=== Required action ===
Could you find every line in the records below that contains the word "html" and copy it?

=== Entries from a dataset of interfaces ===
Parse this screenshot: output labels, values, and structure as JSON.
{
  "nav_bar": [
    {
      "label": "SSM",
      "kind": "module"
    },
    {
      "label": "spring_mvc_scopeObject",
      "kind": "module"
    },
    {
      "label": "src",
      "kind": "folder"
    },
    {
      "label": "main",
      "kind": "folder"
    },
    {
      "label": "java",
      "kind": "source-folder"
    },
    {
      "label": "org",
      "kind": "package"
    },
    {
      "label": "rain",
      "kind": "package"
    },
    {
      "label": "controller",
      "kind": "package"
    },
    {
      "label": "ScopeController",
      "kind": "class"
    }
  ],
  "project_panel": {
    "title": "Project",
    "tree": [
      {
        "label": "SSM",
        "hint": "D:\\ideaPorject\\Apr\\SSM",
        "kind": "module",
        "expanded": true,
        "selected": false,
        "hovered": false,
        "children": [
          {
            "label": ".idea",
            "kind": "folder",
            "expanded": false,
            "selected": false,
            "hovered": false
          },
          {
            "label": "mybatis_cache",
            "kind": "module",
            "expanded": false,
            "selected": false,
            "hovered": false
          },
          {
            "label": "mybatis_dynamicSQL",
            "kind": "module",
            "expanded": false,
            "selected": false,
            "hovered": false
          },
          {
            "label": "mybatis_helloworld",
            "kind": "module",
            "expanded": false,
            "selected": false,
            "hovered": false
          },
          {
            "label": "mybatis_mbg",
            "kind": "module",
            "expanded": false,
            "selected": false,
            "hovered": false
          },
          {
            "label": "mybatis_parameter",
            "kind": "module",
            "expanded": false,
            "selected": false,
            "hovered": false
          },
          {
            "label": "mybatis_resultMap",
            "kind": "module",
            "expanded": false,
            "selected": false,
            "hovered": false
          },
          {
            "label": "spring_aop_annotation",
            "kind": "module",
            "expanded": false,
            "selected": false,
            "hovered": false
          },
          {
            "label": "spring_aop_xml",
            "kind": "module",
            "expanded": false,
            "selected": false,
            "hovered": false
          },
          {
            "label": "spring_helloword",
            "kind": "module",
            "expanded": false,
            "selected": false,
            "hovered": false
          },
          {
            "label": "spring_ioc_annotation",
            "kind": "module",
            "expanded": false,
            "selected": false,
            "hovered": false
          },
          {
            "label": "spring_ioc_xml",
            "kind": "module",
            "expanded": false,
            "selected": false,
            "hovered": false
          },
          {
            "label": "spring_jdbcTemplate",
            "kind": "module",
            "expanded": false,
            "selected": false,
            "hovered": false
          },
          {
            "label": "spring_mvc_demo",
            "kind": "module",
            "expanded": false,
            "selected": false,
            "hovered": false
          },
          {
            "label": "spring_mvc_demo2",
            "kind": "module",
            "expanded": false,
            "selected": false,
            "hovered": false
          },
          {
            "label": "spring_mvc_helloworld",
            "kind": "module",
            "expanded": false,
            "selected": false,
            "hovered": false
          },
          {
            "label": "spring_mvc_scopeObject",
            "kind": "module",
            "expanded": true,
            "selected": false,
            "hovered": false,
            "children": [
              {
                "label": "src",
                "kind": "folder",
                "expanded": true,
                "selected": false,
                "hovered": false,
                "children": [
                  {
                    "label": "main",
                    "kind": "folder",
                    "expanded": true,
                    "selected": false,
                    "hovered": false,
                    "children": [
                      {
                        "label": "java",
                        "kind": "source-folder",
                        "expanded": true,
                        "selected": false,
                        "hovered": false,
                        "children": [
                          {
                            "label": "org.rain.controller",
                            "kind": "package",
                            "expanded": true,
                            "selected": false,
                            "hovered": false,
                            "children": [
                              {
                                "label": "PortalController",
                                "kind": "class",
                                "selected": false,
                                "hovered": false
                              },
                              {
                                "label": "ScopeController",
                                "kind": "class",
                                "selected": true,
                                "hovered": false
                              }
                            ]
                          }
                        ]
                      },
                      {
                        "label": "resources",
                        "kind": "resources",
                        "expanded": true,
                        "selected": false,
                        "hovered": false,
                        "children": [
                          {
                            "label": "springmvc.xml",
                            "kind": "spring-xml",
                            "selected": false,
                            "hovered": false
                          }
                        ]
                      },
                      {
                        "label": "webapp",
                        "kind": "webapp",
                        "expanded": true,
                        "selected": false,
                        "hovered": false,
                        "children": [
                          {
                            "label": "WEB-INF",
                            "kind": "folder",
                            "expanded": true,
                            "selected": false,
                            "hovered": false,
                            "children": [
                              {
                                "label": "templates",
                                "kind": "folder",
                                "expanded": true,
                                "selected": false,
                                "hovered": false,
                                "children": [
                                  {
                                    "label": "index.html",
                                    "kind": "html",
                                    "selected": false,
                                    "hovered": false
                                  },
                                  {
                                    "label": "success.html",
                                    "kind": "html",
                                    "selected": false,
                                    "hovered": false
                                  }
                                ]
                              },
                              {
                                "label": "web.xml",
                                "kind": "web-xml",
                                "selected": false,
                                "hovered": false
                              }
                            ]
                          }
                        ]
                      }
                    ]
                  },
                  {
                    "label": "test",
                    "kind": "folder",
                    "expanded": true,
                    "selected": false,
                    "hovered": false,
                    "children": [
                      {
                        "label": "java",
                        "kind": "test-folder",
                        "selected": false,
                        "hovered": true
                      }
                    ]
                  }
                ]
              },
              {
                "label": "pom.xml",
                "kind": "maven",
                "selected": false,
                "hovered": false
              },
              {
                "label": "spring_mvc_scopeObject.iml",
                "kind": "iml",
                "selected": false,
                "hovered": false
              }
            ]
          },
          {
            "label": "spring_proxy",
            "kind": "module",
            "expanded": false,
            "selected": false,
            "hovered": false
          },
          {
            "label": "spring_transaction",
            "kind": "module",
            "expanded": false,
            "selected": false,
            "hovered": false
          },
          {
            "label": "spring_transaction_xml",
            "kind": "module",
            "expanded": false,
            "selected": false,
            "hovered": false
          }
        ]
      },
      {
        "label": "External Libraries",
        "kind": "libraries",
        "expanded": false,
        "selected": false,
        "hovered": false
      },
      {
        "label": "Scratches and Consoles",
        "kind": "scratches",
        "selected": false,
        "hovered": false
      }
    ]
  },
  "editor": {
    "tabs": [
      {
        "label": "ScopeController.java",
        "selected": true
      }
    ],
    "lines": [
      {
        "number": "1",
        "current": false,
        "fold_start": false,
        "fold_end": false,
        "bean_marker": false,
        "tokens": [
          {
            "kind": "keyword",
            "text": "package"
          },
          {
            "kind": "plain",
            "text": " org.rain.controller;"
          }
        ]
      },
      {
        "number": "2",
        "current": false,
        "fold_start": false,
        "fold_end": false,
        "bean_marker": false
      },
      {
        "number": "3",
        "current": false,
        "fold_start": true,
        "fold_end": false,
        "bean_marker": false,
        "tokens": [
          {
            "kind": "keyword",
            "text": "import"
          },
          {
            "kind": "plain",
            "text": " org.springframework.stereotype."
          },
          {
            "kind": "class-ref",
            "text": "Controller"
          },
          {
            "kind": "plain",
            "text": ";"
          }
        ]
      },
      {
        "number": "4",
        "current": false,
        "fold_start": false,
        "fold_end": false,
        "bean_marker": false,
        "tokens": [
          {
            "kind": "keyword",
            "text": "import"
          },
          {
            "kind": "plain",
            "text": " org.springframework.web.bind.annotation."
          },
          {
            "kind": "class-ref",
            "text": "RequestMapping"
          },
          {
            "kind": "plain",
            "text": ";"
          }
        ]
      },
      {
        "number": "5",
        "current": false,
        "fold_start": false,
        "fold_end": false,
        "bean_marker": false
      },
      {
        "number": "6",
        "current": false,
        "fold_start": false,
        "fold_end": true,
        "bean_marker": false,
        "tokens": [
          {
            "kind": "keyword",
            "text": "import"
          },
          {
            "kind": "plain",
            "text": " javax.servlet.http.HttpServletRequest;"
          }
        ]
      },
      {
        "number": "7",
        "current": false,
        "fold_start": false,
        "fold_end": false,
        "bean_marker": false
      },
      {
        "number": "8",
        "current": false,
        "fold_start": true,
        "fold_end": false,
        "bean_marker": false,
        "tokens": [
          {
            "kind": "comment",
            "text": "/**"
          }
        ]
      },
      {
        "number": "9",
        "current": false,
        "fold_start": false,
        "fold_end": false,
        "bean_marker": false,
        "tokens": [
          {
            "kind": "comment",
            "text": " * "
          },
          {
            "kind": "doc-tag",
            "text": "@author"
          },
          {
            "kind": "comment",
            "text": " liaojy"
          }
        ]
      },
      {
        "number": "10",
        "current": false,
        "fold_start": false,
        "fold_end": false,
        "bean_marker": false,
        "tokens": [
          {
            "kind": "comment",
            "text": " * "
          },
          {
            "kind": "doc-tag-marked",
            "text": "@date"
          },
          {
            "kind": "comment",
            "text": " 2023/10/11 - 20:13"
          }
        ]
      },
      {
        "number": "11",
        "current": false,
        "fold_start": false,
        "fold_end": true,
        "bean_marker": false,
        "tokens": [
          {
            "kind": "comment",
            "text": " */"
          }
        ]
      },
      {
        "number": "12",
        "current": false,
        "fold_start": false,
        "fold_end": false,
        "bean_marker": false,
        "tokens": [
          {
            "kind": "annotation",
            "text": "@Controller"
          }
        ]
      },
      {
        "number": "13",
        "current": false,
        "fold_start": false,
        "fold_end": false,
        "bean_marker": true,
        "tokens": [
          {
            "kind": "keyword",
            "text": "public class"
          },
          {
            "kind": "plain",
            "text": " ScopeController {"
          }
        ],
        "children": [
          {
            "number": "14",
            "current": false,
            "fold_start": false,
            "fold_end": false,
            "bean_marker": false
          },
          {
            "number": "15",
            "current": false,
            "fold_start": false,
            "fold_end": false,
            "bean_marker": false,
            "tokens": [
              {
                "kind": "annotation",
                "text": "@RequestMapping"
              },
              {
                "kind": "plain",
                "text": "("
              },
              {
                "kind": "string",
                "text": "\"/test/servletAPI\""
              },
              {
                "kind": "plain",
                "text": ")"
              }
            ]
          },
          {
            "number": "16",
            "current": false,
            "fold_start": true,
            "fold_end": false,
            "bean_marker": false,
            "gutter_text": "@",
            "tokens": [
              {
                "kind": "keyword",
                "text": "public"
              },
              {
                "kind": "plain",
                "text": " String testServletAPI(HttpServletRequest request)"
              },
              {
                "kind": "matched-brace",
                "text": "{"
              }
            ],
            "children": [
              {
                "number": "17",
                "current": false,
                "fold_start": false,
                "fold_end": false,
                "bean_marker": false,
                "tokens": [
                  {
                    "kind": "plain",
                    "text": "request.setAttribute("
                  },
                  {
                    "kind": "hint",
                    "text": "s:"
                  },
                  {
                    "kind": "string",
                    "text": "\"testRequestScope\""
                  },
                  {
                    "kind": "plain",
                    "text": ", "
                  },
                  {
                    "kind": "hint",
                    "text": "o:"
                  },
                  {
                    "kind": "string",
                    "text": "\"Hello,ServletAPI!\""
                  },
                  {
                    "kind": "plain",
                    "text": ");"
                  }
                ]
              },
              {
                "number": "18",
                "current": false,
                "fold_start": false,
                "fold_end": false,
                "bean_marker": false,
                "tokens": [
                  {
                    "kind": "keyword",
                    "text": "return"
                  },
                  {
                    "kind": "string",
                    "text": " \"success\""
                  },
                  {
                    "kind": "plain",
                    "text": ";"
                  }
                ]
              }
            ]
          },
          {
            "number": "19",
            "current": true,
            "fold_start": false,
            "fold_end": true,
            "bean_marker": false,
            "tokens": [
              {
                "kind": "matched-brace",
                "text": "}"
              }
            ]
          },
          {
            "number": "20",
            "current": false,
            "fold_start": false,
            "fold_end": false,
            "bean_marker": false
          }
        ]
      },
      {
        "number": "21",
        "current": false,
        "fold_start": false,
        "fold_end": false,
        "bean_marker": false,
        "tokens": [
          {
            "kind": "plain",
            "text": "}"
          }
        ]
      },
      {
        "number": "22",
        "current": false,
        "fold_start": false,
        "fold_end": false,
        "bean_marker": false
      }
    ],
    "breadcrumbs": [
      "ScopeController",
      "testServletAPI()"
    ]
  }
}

=== Response to this task ===
                                    "label": "index.html",
                                    "kind": "html",
                                    "label": "success.html",
                                    "kind": "html",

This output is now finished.